As long as things are working properly, no solids make their way to the leach field and the soil absorbs all the liquid that winds up there. Ok, the solids in the tank that the bacteria can't break down build up over time. If these are not removed by periodic pumping, the tank will eventually allow solids to get washed out to the leach field and begin clogging the soil there. When the soil gets clogged enough, the system will no longer handle a flush. With that kind of failure, the whole leach field will need to be replaced, often including replacing the soil. (read: VERY expensive).
The main way to avoid septic system failure is periodic tank pumping. You HAVE to do this. Systems can appear to "work" for a long time without maintenance. You may hear about a system that "crashed." This means that the septic system appeared to be ok for a long time, but was actually getting in so much trouble that by the time a problem was noticed, it was too late to do anything about it. The system crashed and was beyond repair. When a tank is not pumped often enough, there is less settling time for waste entering the tank. Small bits of floating solids are then carried out into the leach field and begin clogging the soil. This will shorten and eventually end its life.
Tank pumping frequency depends on:
- Tank size or capacity
- The volume of wastewater (number of occupants)
- Amount of solids in wastewater (garbage disposals)
The Table below lists estimated pumping frequency according to septic tank capacity and household size.
Note: More frequent pumping is needed if you use a garbage disposal.
Septic tanks will not fail immediately if they are not pumped. However, an un-maintained septic tank is no longer protecting the soil absorption field from solids. Continued neglect may result in system failure and even replacement of the soil absorption field.
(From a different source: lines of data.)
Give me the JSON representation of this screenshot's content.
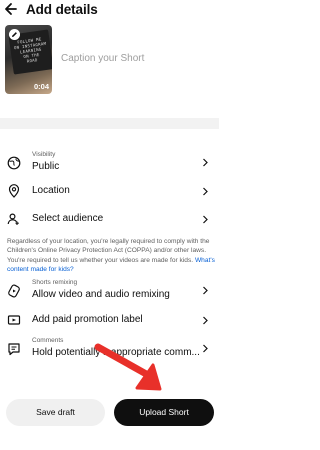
{
  "header": {
    "title": "Add details"
  },
  "media": {
    "board_lines": [
      "FOLLOW ME",
      "ON INSTAGRAM",
      "LEARNING",
      "ON THE",
      "ROAD"
    ],
    "duration": "0:04",
    "caption_placeholder": "Caption your Short"
  },
  "settings": {
    "visibility": {
      "label": "Visibility",
      "value": "Public"
    },
    "location": {
      "value": "Location"
    },
    "audience": {
      "value": "Select audience"
    },
    "audience_notice": {
      "text": "Regardless of your location, you're legally required to comply with the Children's Online Privacy Protection Act (COPPA) and/or other laws. You're required to tell us whether your videos are made for kids. ",
      "link": "What's content made for kids?"
    },
    "remixing": {
      "label": "Shorts remixing",
      "value": "Allow video and audio remixing"
    },
    "paid_promotion": {
      "value": "Add paid promotion label"
    },
    "comments": {
      "label": "Comments",
      "value": "Hold potentially inappropriate comm..."
    }
  },
  "actions": {
    "save_draft": "Save draft",
    "upload": "Upload Short"
  },
  "colors": {
    "accent_link": "#065fd4",
    "annotation_arrow": "#e8302a",
    "upload_bg": "#0f0f0f"
  },
  "icons": [
    "back-arrow-icon",
    "edit-icon",
    "globe-icon",
    "location-pin-icon",
    "audience-icon",
    "remix-icon",
    "paid-promotion-icon",
    "comment-icon",
    "chevron-right-icon"
  ]
}
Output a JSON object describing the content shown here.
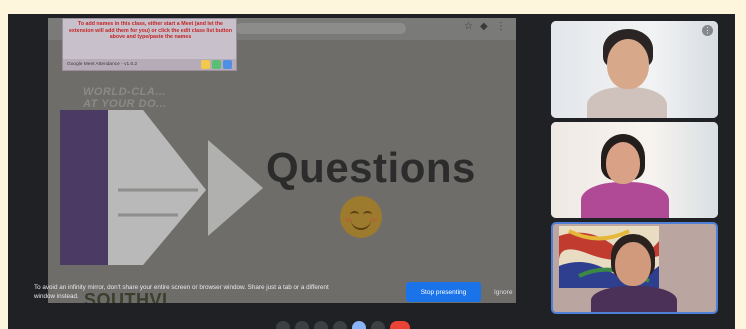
{
  "slide": {
    "tagline_line1": "WORLD-CLA...",
    "tagline_line2": "AT YOUR DO...",
    "title": "Questions",
    "bottom_text": "SOUTHVI"
  },
  "extension_popup": {
    "message": "To add names in this class, either start a Meet (and let the extension will add them for you) or click the edit class list button above and type/paste the names",
    "footer_label": "Google Meet Attendance - v1.0.2"
  },
  "share_warning": {
    "text": "To avoid an infinity mirror, don't share your entire screen or browser window. Share just a tab or a different window instead.",
    "stop_button": "Stop presenting",
    "ignore_button": "Ignore"
  },
  "colors": {
    "meet_background": "#202124",
    "stop_button": "#1a73e8",
    "warning_text": "#c42424",
    "active_speaker_border": "#4f7fd6"
  },
  "icons": [
    "more-options-icon",
    "mic-icon",
    "camera-icon",
    "captions-icon",
    "present-icon",
    "end-call-icon"
  ]
}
In some cases, site limitations may make replacement of the absorption field impossible.
I didn't make a mistake by leaving out a discussion of additives for your septic system. They are a waste of money (literally pouring it down the drain) and often do more harm than good.
So what does it cost to have your tank pumped?? Well that will vary by your location, but you can figure on between $100 and $200 dollars. And THAT is not money down the drain!
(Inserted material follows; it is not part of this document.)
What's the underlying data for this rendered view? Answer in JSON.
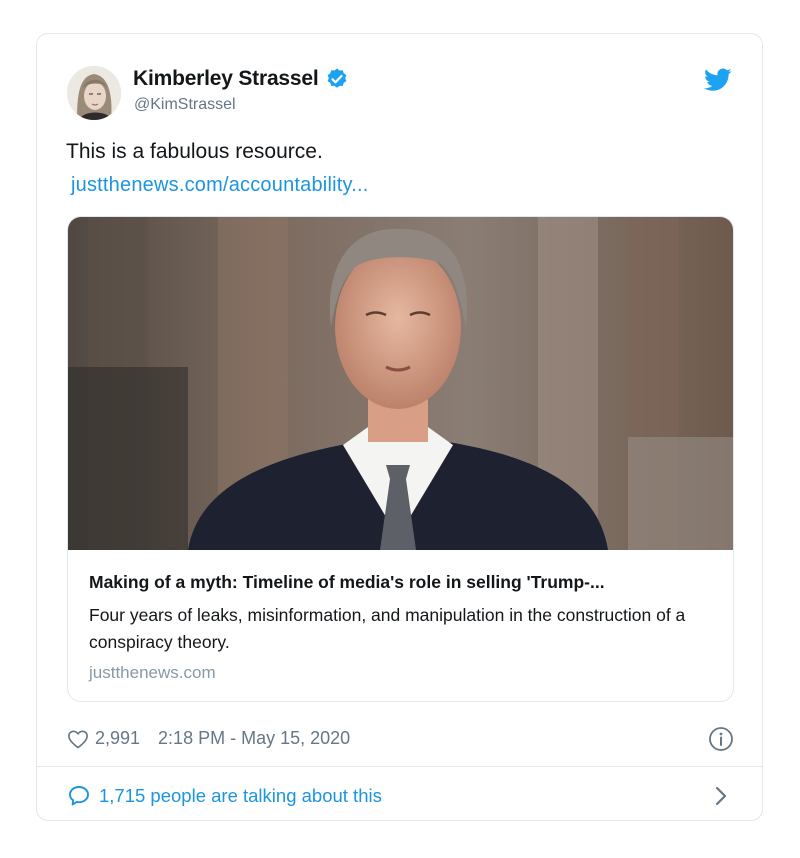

You may be able to fix that faucet for under $2.00. The only tools you will need are a philips screwdriver and an adjustable wrench.
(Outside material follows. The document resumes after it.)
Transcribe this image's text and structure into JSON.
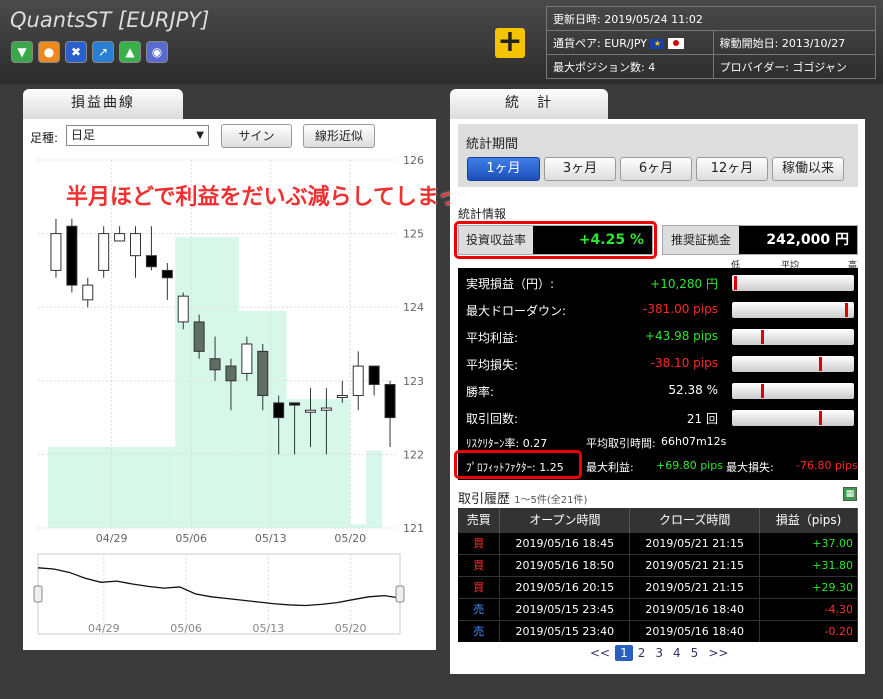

- First turn the water off to the faucet from below the sink. These valves are seldom used so it may turn hard. Turn it clockwise to shut the water off.
- Turn the faucet on to be sure the water is off, and relieve the pressure.
- Pop the top off the top of the faucet handle to expose the screw that holds the handle on. Remove the screw and handle. Remember the orientation of the plastic cartridge.
- Using the adjustable wrench loosen the large nut holding the cartridge in.
- Lift the cartridge out.
- Inside you will find a rubber seat and spring; remove these.
- Check the bottom of the cartridge and be sure the flat under surface is smooth and not cracked.
- If it cracked or cut or rough, replace it.
- Check the size of the rubber seat and spring with the new ones to be sure they will fit, and set the new ones in place.
- Sliding them onto your screwdriver's shaft, and then guiding them into the proper place.
- Install the cartridge in the original orientation.
- Replace the nut and tighten (not too tight).
- Replace the handle and screw it down.
- Check for smooth operation, then turn on the water from below, and again check operation.